▶ **Description of the task**
Your answer should consist only of the records, copied exactly, with the images removed.

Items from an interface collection

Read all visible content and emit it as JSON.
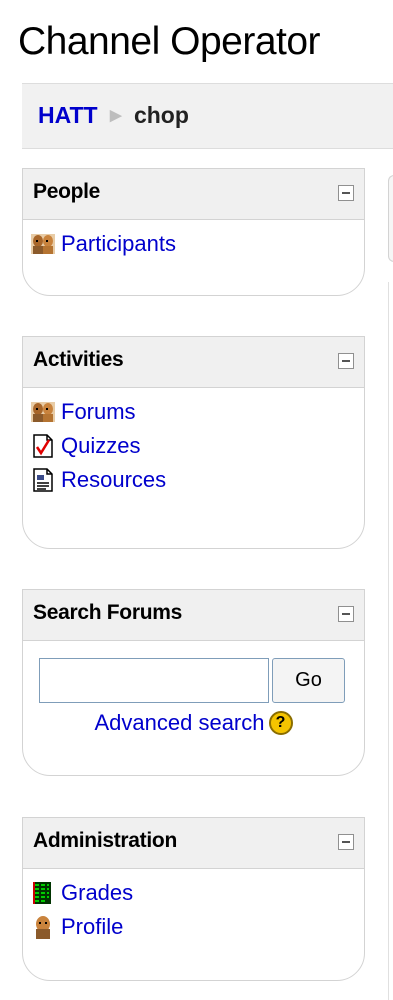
{
  "page": {
    "title": "Channel Operator"
  },
  "breadcrumb": {
    "home": "HATT",
    "separator": "▶",
    "current": "chop"
  },
  "blocks": {
    "people": {
      "title": "People",
      "items": [
        {
          "label": "Participants",
          "icon": "users-icon"
        }
      ]
    },
    "activities": {
      "title": "Activities",
      "items": [
        {
          "label": "Forums",
          "icon": "forum-icon"
        },
        {
          "label": "Quizzes",
          "icon": "quiz-icon"
        },
        {
          "label": "Resources",
          "icon": "resource-icon"
        }
      ]
    },
    "search": {
      "title": "Search Forums",
      "input_value": "",
      "go_label": "Go",
      "advanced_label": "Advanced search",
      "help_symbol": "?"
    },
    "administration": {
      "title": "Administration",
      "items": [
        {
          "label": "Grades",
          "icon": "grades-icon"
        },
        {
          "label": "Profile",
          "icon": "profile-icon"
        }
      ]
    }
  },
  "colors": {
    "link": "#0000cc",
    "header_bg": "#f0f0f0",
    "border": "#d3d3d3",
    "help_icon": "#f5c400"
  }
}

▶ **Answer to this task**
Read all visible content and emit it as JSON.
{
  "page": {
    "title": "Channel Operator"
  },
  "breadcrumb": {
    "home": "HATT",
    "separator": "▶",
    "current": "chop"
  },
  "blocks": {
    "people": {
      "title": "People",
      "items": [
        {
          "label": "Participants",
          "icon": "users-icon"
        }
      ]
    },
    "activities": {
      "title": "Activities",
      "items": [
        {
          "label": "Forums",
          "icon": "forum-icon"
        },
        {
          "label": "Quizzes",
          "icon": "quiz-icon"
        },
        {
          "label": "Resources",
          "icon": "resource-icon"
        }
      ]
    },
    "search": {
      "title": "Search Forums",
      "input_value": "",
      "go_label": "Go",
      "advanced_label": "Advanced search",
      "help_symbol": "?"
    },
    "administration": {
      "title": "Administration",
      "items": [
        {
          "label": "Grades",
          "icon": "grades-icon"
        },
        {
          "label": "Profile",
          "icon": "profile-icon"
        }
      ]
    }
  },
  "colors": {
    "link": "#0000cc",
    "header_bg": "#f0f0f0",
    "border": "#d3d3d3",
    "help_icon": "#f5c400"
  }
}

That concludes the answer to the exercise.